Paul: "Well, okay. You take bus to Lagos for day and then you return in evening."

ME: "No, I think that I am going to leave. My friend is there and I am going to go see him. I will stay there."

Paul: "No, much better to stay here. Why rush? Here is safe, good price. You go and come back."

ME: (Trying to avoid his teary eyes, sad look on his face) "No. I think that I must leave. My friend is expecting me."

Our conversation continued like this for a few minutes, until finally Paul accepted the fact of my departure with resignation. I went upstairs, packed my bags quickly, and returned to say goodbye and leave my key.

Paul: "Well then, you leave. I go to hospital in a little while, first I go to take a coffee. Give me some change to drink a coffee."

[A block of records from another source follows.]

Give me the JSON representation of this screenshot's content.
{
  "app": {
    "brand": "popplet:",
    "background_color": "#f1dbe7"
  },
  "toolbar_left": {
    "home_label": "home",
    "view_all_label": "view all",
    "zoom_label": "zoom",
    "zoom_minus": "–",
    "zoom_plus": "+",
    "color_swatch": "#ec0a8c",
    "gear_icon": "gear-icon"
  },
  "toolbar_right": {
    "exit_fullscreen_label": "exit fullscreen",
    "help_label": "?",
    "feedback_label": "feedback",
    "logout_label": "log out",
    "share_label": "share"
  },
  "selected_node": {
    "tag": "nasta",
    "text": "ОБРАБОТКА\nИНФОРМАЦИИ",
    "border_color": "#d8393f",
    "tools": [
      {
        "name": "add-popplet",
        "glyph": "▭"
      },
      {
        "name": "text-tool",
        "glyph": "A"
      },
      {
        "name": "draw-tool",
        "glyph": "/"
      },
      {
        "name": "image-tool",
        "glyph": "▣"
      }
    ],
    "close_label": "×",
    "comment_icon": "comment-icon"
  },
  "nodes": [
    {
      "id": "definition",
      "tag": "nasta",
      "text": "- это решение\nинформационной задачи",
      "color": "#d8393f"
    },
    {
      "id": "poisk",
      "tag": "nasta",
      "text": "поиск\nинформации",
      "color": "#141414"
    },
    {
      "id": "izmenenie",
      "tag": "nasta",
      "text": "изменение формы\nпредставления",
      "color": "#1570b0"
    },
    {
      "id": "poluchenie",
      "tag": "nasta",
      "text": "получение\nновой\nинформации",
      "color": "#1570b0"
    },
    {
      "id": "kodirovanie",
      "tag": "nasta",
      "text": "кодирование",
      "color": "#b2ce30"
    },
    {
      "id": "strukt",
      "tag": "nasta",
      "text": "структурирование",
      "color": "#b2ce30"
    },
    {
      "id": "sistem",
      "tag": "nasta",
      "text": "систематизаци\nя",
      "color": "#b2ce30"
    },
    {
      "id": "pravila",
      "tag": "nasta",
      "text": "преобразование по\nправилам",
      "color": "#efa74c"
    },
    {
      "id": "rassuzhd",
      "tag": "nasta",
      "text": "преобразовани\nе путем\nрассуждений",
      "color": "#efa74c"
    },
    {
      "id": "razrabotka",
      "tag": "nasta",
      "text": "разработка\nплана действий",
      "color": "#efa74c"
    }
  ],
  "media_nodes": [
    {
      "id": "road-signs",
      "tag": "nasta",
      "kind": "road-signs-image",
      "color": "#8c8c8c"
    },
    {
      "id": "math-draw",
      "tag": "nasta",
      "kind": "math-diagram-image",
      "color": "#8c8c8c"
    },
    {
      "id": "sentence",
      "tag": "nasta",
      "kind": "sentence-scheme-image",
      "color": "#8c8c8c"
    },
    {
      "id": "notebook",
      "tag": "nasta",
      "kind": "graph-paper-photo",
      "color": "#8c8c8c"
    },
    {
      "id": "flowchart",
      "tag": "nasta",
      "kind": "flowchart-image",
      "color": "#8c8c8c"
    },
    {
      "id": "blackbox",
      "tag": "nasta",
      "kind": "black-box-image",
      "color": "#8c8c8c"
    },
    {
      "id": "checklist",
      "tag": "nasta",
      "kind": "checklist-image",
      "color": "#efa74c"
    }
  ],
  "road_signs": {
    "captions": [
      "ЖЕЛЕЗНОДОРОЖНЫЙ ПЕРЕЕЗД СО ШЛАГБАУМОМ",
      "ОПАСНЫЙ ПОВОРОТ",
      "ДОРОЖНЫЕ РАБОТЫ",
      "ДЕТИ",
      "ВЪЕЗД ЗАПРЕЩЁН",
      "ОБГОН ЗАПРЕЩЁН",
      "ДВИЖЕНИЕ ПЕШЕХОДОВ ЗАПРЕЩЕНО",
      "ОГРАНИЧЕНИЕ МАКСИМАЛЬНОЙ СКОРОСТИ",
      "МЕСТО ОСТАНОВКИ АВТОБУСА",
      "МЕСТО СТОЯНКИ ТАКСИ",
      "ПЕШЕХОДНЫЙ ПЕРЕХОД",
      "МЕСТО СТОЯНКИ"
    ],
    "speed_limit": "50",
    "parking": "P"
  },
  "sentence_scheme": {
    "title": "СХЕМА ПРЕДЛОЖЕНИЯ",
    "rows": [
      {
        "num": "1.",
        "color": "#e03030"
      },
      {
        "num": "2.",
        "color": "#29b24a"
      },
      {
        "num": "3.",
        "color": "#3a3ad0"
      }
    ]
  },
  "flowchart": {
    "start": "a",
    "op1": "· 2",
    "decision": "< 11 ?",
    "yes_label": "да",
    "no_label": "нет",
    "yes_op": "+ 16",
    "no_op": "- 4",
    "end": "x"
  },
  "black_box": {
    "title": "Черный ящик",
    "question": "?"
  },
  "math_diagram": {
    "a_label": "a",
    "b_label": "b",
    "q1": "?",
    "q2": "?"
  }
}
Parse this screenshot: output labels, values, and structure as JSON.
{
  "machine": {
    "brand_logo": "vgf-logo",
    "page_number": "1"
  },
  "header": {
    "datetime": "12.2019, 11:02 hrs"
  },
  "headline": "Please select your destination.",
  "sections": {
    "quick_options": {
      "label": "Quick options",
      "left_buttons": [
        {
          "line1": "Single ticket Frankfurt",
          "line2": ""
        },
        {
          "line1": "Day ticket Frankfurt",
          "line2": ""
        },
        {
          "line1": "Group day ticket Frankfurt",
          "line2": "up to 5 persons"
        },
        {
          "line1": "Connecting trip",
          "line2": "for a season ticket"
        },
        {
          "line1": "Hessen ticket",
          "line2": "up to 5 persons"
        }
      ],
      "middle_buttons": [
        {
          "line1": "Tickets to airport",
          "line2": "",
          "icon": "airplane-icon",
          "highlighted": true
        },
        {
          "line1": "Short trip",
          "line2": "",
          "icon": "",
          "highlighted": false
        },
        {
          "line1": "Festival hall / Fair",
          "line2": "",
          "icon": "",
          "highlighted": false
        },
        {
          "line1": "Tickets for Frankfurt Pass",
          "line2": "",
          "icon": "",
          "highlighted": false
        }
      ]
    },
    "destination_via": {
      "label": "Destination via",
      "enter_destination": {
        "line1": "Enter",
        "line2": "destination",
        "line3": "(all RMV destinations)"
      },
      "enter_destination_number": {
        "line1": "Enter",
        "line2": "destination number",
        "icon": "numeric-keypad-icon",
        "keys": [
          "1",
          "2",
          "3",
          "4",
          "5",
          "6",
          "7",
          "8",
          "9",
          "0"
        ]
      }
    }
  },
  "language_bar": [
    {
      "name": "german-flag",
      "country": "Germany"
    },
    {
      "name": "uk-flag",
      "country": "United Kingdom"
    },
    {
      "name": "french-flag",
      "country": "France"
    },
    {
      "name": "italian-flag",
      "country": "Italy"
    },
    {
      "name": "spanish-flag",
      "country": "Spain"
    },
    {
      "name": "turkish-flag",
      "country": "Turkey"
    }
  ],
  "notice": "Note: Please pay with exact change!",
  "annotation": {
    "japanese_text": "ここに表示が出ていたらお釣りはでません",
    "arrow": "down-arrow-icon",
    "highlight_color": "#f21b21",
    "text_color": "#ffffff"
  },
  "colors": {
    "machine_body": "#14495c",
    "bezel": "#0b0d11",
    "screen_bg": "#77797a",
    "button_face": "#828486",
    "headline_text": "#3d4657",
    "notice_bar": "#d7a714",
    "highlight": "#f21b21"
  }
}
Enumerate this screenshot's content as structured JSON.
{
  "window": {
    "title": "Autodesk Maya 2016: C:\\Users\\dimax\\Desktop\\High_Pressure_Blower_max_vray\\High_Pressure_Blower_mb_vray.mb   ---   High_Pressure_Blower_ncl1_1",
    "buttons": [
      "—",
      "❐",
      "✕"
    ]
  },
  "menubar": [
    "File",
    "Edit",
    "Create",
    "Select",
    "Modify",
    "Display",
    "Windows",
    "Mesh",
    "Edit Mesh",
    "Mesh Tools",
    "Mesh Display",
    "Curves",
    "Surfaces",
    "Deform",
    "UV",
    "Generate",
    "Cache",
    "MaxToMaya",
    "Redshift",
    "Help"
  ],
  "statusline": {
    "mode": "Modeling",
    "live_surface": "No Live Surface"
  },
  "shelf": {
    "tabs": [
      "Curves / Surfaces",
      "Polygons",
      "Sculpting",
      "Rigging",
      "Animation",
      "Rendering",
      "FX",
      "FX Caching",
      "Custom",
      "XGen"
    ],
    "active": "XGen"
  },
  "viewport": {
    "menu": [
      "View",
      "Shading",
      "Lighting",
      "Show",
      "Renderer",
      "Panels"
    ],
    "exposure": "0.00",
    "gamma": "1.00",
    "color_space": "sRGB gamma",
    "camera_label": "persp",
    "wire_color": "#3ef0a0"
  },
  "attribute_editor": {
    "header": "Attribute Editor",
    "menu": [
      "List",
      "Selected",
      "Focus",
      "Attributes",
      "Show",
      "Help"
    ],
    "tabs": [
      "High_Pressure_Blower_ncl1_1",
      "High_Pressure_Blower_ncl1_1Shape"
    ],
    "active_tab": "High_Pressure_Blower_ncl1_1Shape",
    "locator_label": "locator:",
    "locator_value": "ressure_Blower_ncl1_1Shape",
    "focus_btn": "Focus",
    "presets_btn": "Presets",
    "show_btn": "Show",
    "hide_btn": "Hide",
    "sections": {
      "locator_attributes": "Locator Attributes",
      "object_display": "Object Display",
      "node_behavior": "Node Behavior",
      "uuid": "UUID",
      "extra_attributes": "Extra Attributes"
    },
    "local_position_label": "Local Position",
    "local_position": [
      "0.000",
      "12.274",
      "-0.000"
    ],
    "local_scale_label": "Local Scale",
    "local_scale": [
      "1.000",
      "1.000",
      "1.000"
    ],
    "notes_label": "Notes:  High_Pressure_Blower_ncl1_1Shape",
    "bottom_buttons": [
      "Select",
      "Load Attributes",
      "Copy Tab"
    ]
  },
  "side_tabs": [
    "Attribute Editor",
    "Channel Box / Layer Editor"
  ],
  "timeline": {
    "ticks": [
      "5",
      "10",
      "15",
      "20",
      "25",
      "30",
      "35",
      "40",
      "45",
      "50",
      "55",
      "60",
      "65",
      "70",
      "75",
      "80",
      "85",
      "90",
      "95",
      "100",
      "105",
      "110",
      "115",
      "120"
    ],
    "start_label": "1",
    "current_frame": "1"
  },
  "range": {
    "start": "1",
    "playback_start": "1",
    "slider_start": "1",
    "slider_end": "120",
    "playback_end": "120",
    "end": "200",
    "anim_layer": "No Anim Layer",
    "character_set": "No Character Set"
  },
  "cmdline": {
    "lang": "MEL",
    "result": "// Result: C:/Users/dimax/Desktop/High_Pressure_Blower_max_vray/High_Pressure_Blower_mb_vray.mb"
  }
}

ME: (incredulous) "Change to drink a coffee?"

Paul: "Yes."

Somewhat annoyed, quite surprised at this behavior, I counted out fifty-five cents, the running price for a coffee in Portugal. He looked at the money and told me to give him more, digging through my Moroccan change purse (or perhaps it is a murse, or manly change sack), pulling out a bit more. Seeing that there was little to take, he looked at me and said, "Well, it is okay. No problem. Thank you."

And so I left, truly shaken by this encounter, weighing my pity for this man against my annoyance at his beggarly behavior.

I took the bus to Lagos, a trip that took a bit over two hours, and wandered the town searching for a place to stay, unwilling to pay too much for a room. I finally found the Youth Hostel, which, just arriving at the end of the "low season" was still offering prices of eleven euros with breakfast included.

In the hostel, I quickly met a groupe of Francophones, whom I had shyly ignored on the bus ride from Faro. Invited to join them, I headed off with this Belgian couple and lone French man to a nearby beach.

The beaches here are a glorioius thing, sandy pitches that rest at the bottom of massive and multi-colored cliffs. At certain points, the huge rocky cliffs butt into the sea, and walking around them one finds beautiful, hidden beaches.

Yesterday, we walked to one such beach, climbing over rocks and through tunnels, using ropes (already there) at times to negotiate particularly tricky climbs up and down. Finally we arrived at a secluded, private beach, where we set our things and began to engage in some serious relaxation.

With time, the tide rose, and we slowly moved up the beach to keep dry. With more time, the sun hid behind the cliffs and we remained in shadow, cold and damp. Around us, the sea raged, waves rising and falling, crashing against the rocks. Looking at our cameras and books, our video cameras and wallets, all dry and safe within our bags, we realized that we could not leave. Leaving would require swimming, as the dry beach on which we had walked around the cliffs was now covered in deep water, and swimming through it would mean getting our things wet.

And so we sat, cold and wet, on the shady beach. We joked around and lit a fire with grasses and a few pieces of bamboo, more for something to do than for any heat the fire would provide. We told riddles and jokes, and read our books, and finally, hours after we wished to leave, we left, hungry and cold.

Arriving back into what we considered "the real world", we were surprised by the warmth of the sun, the number of people on the main beach. We immediately repaired to a small shop, where we bought cold beer, potato chips and olives, in celebration of our ultimate victory.

At night we ate Indian food, accompanied by one dollar beers, and afterwards returned home to sleep, tired from our adventurous day at the beach. In doing this, we were doing something truly unique, as this town seems to have been built on foundations of partying until the wee hours of the morning.

We walked past Australian rock bars and the posted results of local "beer-bong" contests, past scantily-clad Americans with hoarse voices inviting us to enter their bar, past flag-waving Canadians and stumbling Brits. And finally, after a long and tiring day, we headed off to sleep.

01 July 2007


I am in Lagos now, a beautiful, paradisiacal, bacchanalian town a few hours from Faro. I cannot write much now, as the Internet is a pain in the ass, and I am tired as hell, but I will return soon, with photos and stories galore.

I hope that all are well. More soon.